Lake McConaughy is a reservoir on the North Platte River. It is located 9 miles north of Ogallala, United States, near U. S. Highway 26, the reservoir was named for Charles W. McConaughy, a grain merchant and mayor of Holdrege, one of the leading promoters of the project. When full, the reservoir has a capacity of 1,740,000 acre feet, covers 35,700 acres and has 76 miles of shoreline, making it the largest reservoir in Nebraska. Lake McConaughy was constructed to store water for irrigation for The Tri-County, renamed Central Nebraska Public Power, a hydro-electric plant was added and went online in 1984. The total cost of the Project was $43 million, paid by a $19 million PWA grant, the Depression-era construction project provided jobs to more than 1,500 people. CNPPID, a subdivision of the State of Nebraska and operates the dam and reservoir. The source of water for Lake McConaughy is primarily the North Platte River, water flows into the lake from a 32, 500-square-mile drainage area west of the dam.
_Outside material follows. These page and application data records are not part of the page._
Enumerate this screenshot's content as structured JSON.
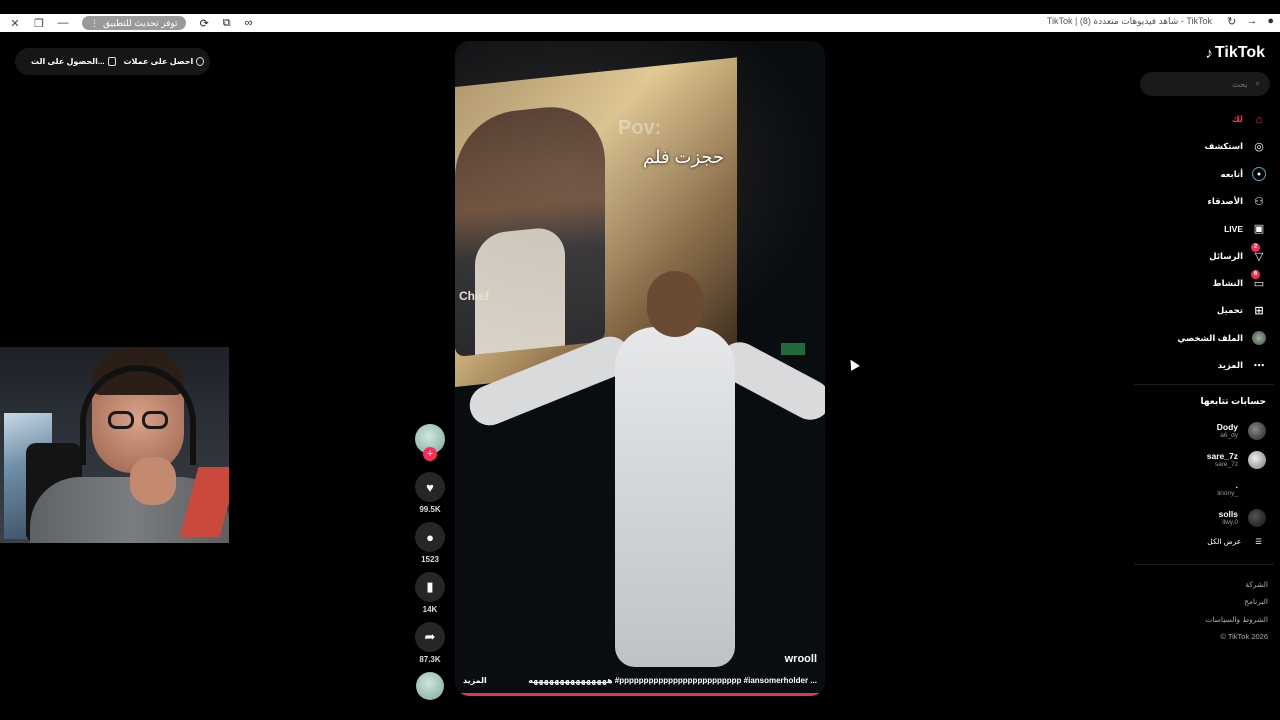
{
  "chrome": {
    "update_label": "توفر تحديث للتطبيق",
    "tab_title": "TikTok | شاهد فيديوهات متعددة (8) - TikTok",
    "icons": [
      "close-icon",
      "restore-icon",
      "minimize-icon",
      "menu-dots-icon",
      "extension-icon",
      "share-icon",
      "glasses-icon",
      "reload-icon",
      "forward-icon",
      "app-icon"
    ]
  },
  "promo": {
    "ads_label": "احصل على عملات",
    "app_label": "الحصول على الت..."
  },
  "video": {
    "overlay_text_pov": "Pov:",
    "overlay_caption": "حجزت فلم",
    "watermark": "Chief",
    "author": "wrooll",
    "description": "هههههههههههههههه #ppppppppppppppppppppppppp #iansomerholder ...",
    "more_label": "المزيد",
    "progress": 0.99
  },
  "rail": {
    "likes": "99.5K",
    "comments": "1523",
    "saves": "14K",
    "shares": "87.3K",
    "follow_plus": "+"
  },
  "sidebar": {
    "logo": "TikTok",
    "search_placeholder": "بحث",
    "nav": [
      {
        "label": "لك",
        "icon": "home-icon"
      },
      {
        "label": "استكشف",
        "icon": "compass-icon"
      },
      {
        "label": "أتابعه",
        "icon": "following-icon"
      },
      {
        "label": "الأصدقاء",
        "icon": "friends-icon"
      },
      {
        "label": "LIVE",
        "icon": "live-icon"
      },
      {
        "label": "الرسائل",
        "icon": "messages-icon",
        "badge": "2"
      },
      {
        "label": "النشاط",
        "icon": "activity-icon",
        "badge": "6"
      },
      {
        "label": "تحميل",
        "icon": "upload-icon"
      },
      {
        "label": "الملف الشخصي",
        "icon": "profile-icon"
      },
      {
        "label": "المزيد",
        "icon": "more-icon"
      }
    ],
    "following_title": "حسابات تتابعها",
    "accounts": [
      {
        "name": "Dody",
        "handle": "a6_dy"
      },
      {
        "name": "sare_7z",
        "handle": "sare_7z"
      },
      {
        "name": ".",
        "handle": "linony_"
      },
      {
        "name": "solls",
        "handle": "llwy.0"
      }
    ],
    "see_all": "عرض الكل",
    "footer": [
      "الشركة",
      "البرنامج",
      "الشروط والسياسات",
      "© TikTok 2026"
    ]
  },
  "colors": {
    "accent": "#fe2c55",
    "background": "#000000"
  }
}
Return flows from these projects to the North Platte River make up a significant portion of the inflows to Lake McConaughy, on the east side of Kingsley Dam is Lake Ogallala, commonly called the Little Lake. This smaller lake has rocky shores, but is known for great camping and fishing. Lake McConaughy is a location for fishing, water sports. The Nebraska Game and Parks Commission operates a State Recreation Area at the lake, nGPCs offices are at the Lake McConaughy Visitors Center just south of the dam. The Visitor Center contains an interpretive center, gift shop, theater. The current superintendent of Lake McConaughy State Recreation Area is Colby Johnson, Kingsley Dam is located at the east end of Lake McConaughy and was the second largest hydraulically filled earthen dam in the world on the time of its completion. The dam was named for George P. Kingsley, a Minden, Nebraska banker, who worked with C. W. McConaughy to promote the project. The dam was built by pumping sand and gravel from the bed to form its sides, while pumping a mixture of loess soil.
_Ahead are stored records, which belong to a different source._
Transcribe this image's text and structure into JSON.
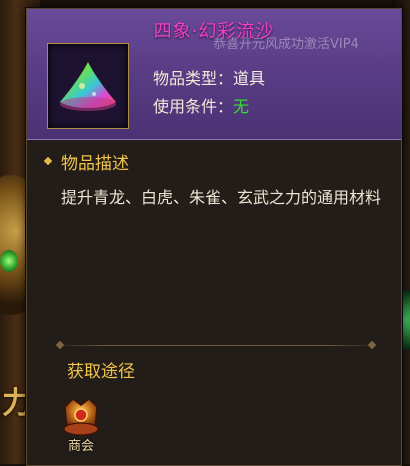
{
  "background": {
    "side_glyph": "力"
  },
  "item": {
    "name": "四象·幻彩流沙",
    "icon": "rainbow-sand-pile-icon",
    "properties": [
      {
        "label": "物品类型：",
        "value": "道具"
      },
      {
        "label": "使用条件：",
        "value": "无",
        "value_color": "#33e02e"
      }
    ]
  },
  "ticker": "恭喜开元风成功激活VIP4",
  "description": {
    "heading": "物品描述",
    "text": "提升青龙、白虎、朱雀、玄武之力的通用材料"
  },
  "source": {
    "heading": "获取途径",
    "entries": [
      {
        "label": "商会",
        "icon": "merchant-guild-icon"
      }
    ]
  },
  "colors": {
    "title": "#f040c8",
    "heading": "#f2c44d",
    "panel_header": "#5a3d86"
  }
}
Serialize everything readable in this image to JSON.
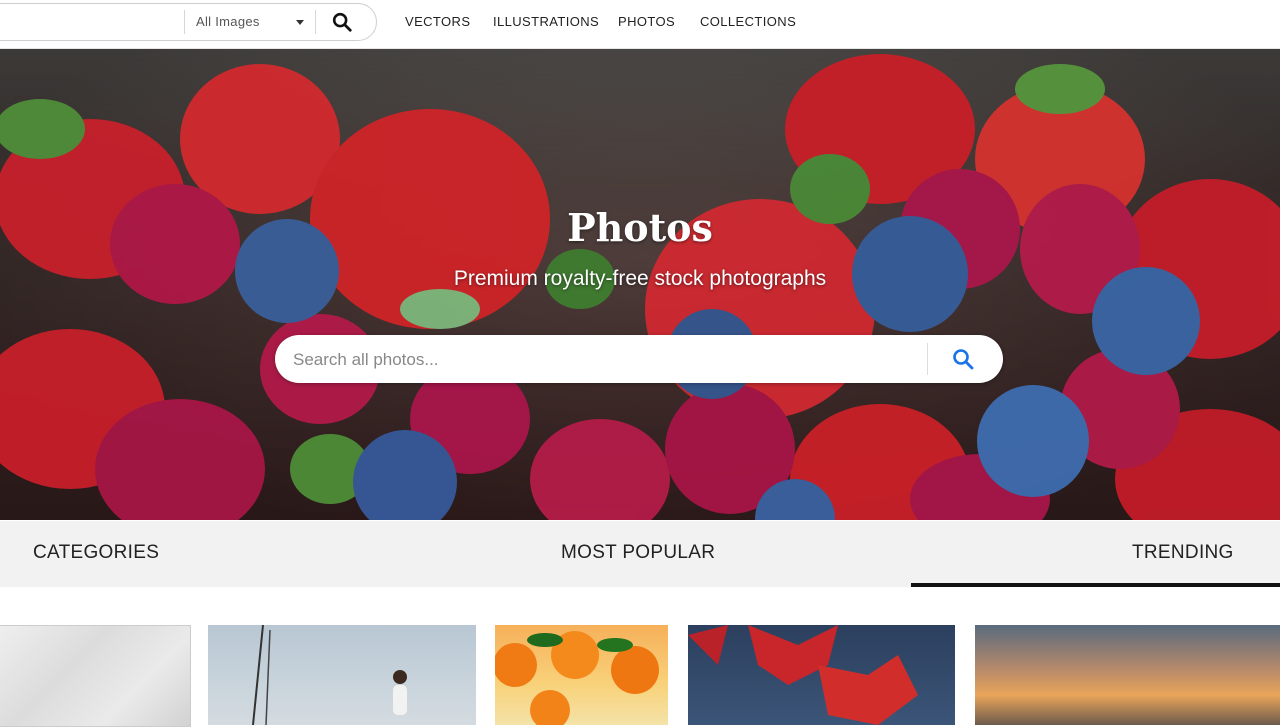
{
  "topbar": {
    "search_select": "All Images",
    "nav": [
      "VECTORS",
      "ILLUSTRATIONS",
      "PHOTOS",
      "COLLECTIONS"
    ]
  },
  "hero": {
    "title": "Photos",
    "subtitle": "Premium royalty-free stock photographs",
    "search_placeholder": "Search all photos..."
  },
  "tabs": [
    "CATEGORIES",
    "MOST POPULAR",
    "TRENDING"
  ],
  "active_tab": "TRENDING",
  "thumbnails": [
    "paper-texture",
    "runner-by-sailboat",
    "oranges-with-leaves",
    "red-maple-leaves",
    "sunset-sky"
  ],
  "colors": {
    "accent": "#1a73e8",
    "tab_underline": "#111111"
  }
}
Seepage of water under the dam is prevented by a wall of interlocked sheet piling driven 30 to 160 ft deep, the dams face is protected by more than a million tons of rock in several layers and more than 180,000 jackstones, each weighing 800 lb. The dam is 162 feet tall,3.1 miles long, the Kingsley Hydroplant, which went on-line in 1984, is situated below the south end of the dam